Records supplied:
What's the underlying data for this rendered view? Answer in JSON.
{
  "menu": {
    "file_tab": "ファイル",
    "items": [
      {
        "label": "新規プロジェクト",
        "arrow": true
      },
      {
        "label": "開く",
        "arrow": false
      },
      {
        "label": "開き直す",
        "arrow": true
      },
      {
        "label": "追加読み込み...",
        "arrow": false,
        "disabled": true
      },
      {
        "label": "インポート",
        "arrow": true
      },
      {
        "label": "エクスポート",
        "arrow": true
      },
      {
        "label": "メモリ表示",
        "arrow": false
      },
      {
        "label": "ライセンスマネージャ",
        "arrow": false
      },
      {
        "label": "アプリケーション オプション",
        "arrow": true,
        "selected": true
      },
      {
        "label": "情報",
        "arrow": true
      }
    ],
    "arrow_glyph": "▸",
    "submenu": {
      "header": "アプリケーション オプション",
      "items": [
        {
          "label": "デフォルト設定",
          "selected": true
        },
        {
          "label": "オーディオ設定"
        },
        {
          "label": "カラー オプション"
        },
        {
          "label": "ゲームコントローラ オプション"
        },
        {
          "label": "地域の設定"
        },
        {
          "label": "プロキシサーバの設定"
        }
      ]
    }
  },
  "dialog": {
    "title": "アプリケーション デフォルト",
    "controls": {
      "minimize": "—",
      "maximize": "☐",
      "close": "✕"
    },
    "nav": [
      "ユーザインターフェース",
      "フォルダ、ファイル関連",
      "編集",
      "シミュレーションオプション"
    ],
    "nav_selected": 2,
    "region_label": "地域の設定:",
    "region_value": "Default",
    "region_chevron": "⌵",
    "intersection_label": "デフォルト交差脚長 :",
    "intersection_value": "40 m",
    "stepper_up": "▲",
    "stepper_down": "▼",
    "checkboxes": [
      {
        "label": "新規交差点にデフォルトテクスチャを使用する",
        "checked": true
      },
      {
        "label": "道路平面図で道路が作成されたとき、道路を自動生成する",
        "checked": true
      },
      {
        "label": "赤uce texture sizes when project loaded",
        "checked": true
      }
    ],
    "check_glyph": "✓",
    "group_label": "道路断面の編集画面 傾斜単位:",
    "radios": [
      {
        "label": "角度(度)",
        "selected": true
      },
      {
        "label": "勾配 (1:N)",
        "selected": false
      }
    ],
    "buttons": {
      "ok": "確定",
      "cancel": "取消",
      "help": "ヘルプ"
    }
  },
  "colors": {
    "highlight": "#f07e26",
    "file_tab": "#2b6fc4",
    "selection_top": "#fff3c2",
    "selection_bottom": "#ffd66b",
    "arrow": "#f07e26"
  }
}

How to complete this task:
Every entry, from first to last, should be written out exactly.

Answer to this exercise:
What's the underlying data for this rendered view? Answer in JSON.
{
  "menu": {
    "file_tab": "ファイル",
    "items": [
      {
        "label": "新規プロジェクト",
        "arrow": true
      },
      {
        "label": "開く",
        "arrow": false
      },
      {
        "label": "開き直す",
        "arrow": true
      },
      {
        "label": "追加読み込み...",
        "arrow": false,
        "disabled": true
      },
      {
        "label": "インポート",
        "arrow": true
      },
      {
        "label": "エクスポート",
        "arrow": true
      },
      {
        "label": "メモリ表示",
        "arrow": false
      },
      {
        "label": "ライセンスマネージャ",
        "arrow": false
      },
      {
        "label": "アプリケーション オプション",
        "arrow": true,
        "selected": true
      },
      {
        "label": "情報",
        "arrow": true
      }
    ],
    "arrow_glyph": "▸",
    "submenu": {
      "header": "アプリケーション オプション",
      "items": [
        {
          "label": "デフォルト設定",
          "selected": true
        },
        {
          "label": "オーディオ設定"
        },
        {
          "label": "カラー オプション"
        },
        {
          "label": "ゲームコントローラ オプション"
        },
        {
          "label": "地域の設定"
        },
        {
          "label": "プロキシサーバの設定"
        }
      ]
    }
  },
  "dialog": {
    "title": "アプリケーション デフォルト",
    "controls": {
      "minimize": "—",
      "maximize": "☐",
      "close": "✕"
    },
    "nav": [
      "ユーザインターフェース",
      "フォルダ、ファイル関連",
      "編集",
      "シミュレーションオプション"
    ],
    "nav_selected": 2,
    "region_label": "地域の設定:",
    "region_value": "Default",
    "region_chevron": "⌵",
    "intersection_label": "デフォルト交差脚長 :",
    "intersection_value": "40 m",
    "stepper_up": "▲",
    "stepper_down": "▼",
    "checkboxes": [
      {
        "label": "新規交差点にデフォルトテクスチャを使用する",
        "checked": true
      },
      {
        "label": "道路平面図で道路が作成されたとき、道路を自動生成する",
        "checked": true
      },
      {
        "label": "赤uce texture sizes when project loaded",
        "checked": true
      }
    ],
    "check_glyph": "✓",
    "group_label": "道路断面の編集画面 傾斜単位:",
    "radios": [
      {
        "label": "角度(度)",
        "selected": true
      },
      {
        "label": "勾配 (1:N)",
        "selected": false
      }
    ],
    "buttons": {
      "ok": "確定",
      "cancel": "取消",
      "help": "ヘルプ"
    }
  },
  "colors": {
    "highlight": "#f07e26",
    "file_tab": "#2b6fc4",
    "selection_top": "#fff3c2",
    "selection_bottom": "#ffd66b",
    "arrow": "#f07e26"
  }
}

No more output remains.